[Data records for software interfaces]
○ ○ ○ ○

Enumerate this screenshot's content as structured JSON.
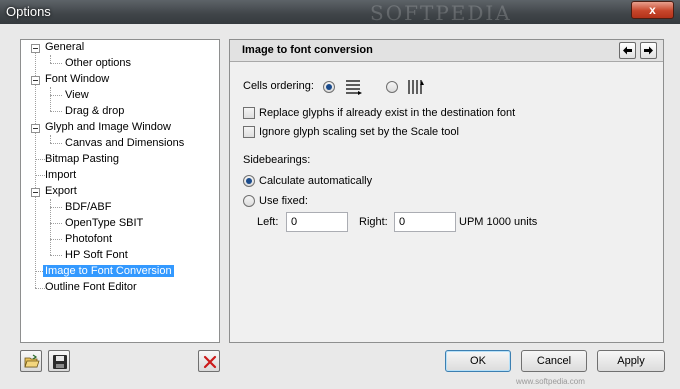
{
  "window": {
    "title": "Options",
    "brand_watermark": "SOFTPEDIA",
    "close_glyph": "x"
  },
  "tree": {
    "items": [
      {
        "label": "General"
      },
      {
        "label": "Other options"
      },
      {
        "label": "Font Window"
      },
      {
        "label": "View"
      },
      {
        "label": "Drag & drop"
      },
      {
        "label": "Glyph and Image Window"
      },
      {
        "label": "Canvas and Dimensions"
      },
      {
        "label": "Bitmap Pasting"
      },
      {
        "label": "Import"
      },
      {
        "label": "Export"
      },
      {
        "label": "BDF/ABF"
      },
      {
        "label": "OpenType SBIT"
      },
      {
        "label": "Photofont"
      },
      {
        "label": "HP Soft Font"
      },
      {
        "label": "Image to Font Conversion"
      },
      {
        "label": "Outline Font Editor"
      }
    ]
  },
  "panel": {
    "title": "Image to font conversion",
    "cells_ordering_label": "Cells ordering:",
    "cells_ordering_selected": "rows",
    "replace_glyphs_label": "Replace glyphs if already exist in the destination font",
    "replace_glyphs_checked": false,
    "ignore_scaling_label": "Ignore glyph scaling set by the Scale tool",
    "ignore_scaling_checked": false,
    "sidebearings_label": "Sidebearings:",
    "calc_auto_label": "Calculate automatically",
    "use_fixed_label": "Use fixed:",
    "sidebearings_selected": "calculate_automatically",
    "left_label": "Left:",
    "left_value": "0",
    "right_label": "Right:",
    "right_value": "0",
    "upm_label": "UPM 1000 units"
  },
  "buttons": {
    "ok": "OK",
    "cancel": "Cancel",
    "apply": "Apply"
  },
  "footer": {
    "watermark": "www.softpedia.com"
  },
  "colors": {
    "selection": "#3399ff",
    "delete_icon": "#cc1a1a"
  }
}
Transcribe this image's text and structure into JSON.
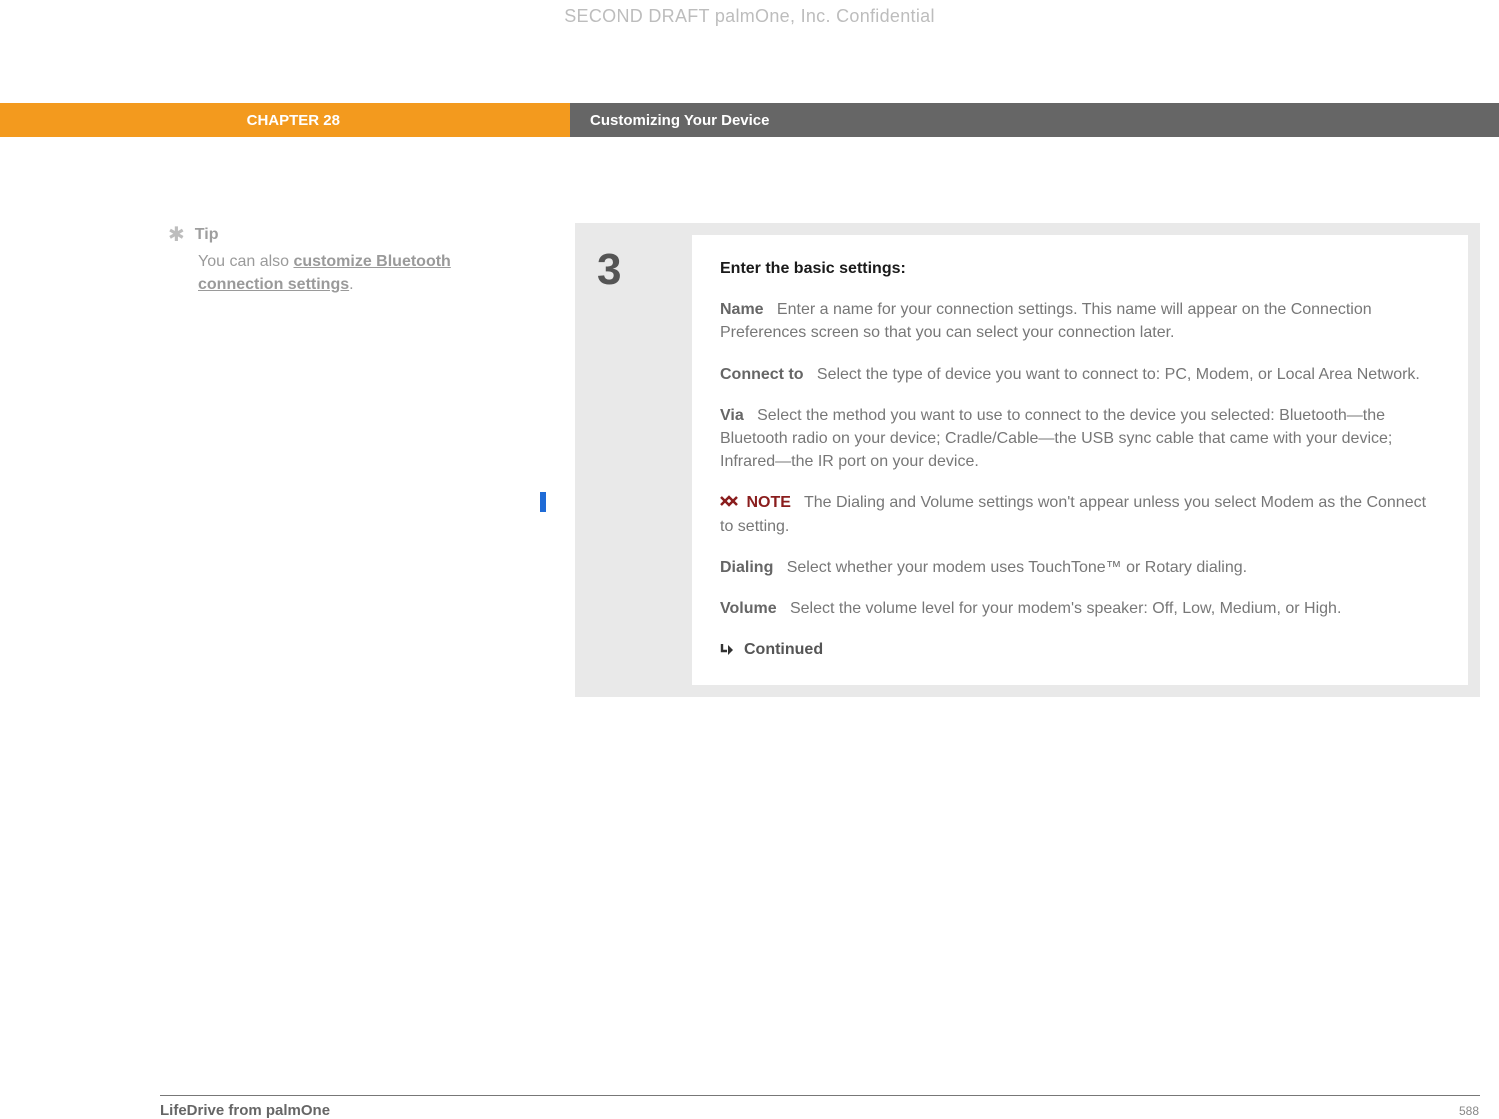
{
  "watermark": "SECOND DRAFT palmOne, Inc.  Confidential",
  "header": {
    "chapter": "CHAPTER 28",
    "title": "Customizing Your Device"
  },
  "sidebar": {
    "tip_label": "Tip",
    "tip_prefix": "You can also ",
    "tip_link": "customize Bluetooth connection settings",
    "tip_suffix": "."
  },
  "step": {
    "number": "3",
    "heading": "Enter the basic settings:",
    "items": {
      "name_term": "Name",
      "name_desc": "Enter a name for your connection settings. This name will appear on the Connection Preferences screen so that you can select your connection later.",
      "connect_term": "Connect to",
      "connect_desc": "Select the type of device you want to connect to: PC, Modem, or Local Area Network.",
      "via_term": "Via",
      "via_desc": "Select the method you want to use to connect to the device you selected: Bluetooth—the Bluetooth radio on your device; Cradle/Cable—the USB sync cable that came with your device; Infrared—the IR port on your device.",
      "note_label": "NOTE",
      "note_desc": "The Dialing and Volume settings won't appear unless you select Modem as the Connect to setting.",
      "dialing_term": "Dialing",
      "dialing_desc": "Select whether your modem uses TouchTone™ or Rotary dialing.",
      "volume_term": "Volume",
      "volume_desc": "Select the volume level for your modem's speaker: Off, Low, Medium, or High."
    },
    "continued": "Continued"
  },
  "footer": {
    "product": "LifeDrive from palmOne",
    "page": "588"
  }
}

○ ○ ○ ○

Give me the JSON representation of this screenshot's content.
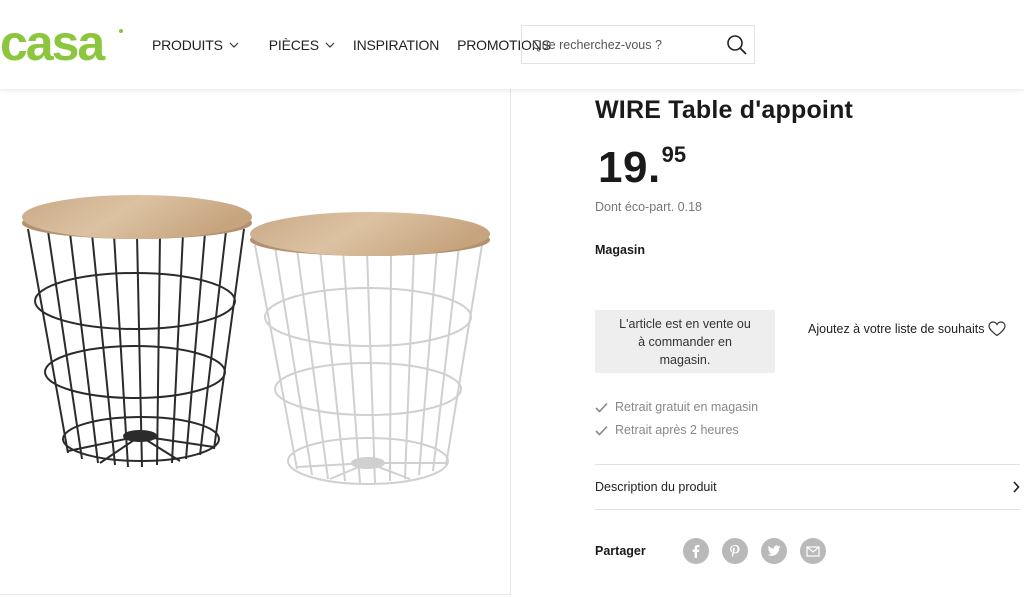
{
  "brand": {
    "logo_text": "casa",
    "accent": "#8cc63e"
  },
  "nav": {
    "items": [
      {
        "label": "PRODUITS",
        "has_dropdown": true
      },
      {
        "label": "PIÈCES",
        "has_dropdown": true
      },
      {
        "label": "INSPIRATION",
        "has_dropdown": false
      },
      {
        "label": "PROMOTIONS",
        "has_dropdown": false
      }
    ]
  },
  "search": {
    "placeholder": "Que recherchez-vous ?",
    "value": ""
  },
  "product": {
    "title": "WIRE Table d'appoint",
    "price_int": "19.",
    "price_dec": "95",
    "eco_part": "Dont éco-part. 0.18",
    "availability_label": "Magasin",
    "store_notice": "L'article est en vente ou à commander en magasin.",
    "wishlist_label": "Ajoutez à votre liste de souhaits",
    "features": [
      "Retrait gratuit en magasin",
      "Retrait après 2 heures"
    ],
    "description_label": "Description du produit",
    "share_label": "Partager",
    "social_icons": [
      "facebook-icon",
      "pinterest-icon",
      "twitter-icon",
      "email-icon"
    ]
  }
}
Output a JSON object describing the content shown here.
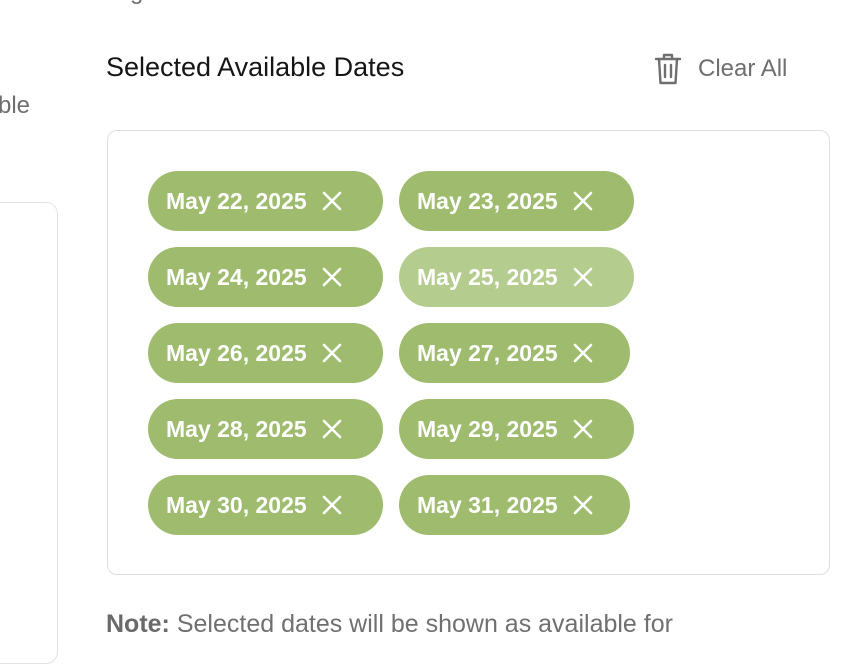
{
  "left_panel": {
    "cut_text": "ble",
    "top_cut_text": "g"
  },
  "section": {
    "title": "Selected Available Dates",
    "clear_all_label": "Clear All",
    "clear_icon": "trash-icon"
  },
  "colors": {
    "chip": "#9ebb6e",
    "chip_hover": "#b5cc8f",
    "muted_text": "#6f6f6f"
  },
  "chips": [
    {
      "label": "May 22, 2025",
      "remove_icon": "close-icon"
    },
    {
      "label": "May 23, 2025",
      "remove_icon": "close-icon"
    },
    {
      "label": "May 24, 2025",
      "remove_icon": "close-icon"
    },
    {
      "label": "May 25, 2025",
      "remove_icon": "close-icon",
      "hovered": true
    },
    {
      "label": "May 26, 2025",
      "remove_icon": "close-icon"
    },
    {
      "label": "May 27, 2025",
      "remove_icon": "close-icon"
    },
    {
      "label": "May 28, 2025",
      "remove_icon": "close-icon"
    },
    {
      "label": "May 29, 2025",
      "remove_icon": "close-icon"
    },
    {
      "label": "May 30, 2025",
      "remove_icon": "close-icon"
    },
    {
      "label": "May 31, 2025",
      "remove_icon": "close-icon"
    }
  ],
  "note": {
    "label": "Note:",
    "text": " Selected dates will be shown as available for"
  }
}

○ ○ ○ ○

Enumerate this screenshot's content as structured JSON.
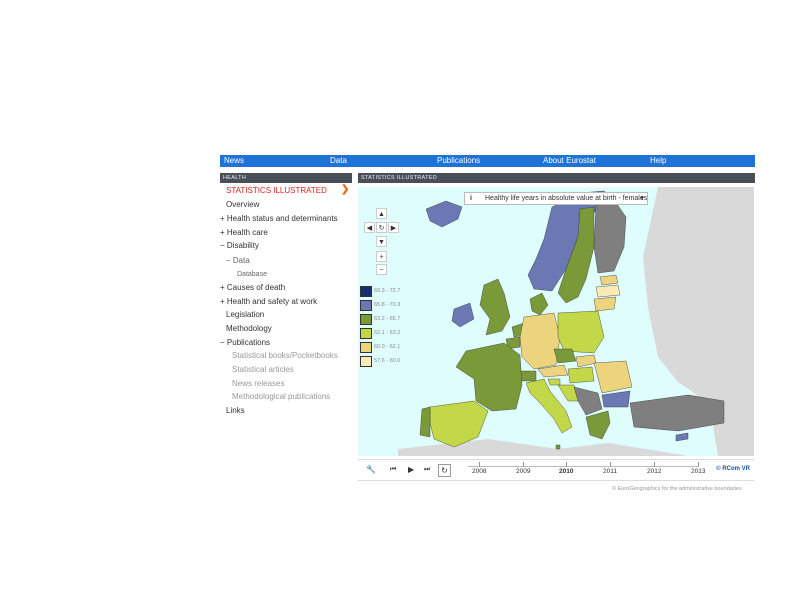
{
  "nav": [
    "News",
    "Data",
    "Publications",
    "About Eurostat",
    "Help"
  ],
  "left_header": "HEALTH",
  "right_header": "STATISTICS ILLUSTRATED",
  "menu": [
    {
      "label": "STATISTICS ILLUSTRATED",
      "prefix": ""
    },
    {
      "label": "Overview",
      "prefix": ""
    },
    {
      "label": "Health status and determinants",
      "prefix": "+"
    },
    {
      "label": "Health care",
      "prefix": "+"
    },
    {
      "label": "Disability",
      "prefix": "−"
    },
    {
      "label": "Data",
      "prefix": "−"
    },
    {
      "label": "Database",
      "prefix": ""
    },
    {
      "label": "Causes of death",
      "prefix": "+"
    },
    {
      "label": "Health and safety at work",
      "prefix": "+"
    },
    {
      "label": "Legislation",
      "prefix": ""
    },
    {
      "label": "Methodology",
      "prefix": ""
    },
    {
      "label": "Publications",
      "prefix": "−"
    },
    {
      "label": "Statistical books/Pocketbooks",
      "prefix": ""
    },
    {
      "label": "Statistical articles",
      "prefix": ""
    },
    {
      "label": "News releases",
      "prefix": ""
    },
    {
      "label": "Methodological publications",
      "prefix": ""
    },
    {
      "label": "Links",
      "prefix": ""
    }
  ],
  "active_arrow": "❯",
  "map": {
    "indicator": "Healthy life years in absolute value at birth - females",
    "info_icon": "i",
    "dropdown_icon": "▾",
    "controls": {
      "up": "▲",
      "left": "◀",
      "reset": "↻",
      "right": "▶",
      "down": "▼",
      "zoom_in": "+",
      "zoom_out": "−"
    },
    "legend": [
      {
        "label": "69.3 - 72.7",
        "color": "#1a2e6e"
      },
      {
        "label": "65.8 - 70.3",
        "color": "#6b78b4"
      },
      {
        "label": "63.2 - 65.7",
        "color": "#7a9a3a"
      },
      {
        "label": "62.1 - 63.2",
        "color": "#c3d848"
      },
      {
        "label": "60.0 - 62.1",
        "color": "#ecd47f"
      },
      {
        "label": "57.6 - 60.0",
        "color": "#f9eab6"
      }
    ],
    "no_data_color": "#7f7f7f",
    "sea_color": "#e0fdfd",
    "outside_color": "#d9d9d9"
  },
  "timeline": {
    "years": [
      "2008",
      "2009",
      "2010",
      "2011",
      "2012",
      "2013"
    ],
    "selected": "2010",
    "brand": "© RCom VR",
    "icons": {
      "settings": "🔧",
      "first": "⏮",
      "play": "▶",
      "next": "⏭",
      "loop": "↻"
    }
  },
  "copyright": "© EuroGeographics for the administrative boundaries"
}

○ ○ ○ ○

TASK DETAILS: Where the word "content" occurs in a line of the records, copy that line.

ANSWER TO THIS EXERCISE:
Enumerate this screenshot's content as structured JSON.
Give me the JSON representation of this screenshot's content.
Output a JSON object describing the content shown here.
Enumerate this screenshot's content as structured JSON.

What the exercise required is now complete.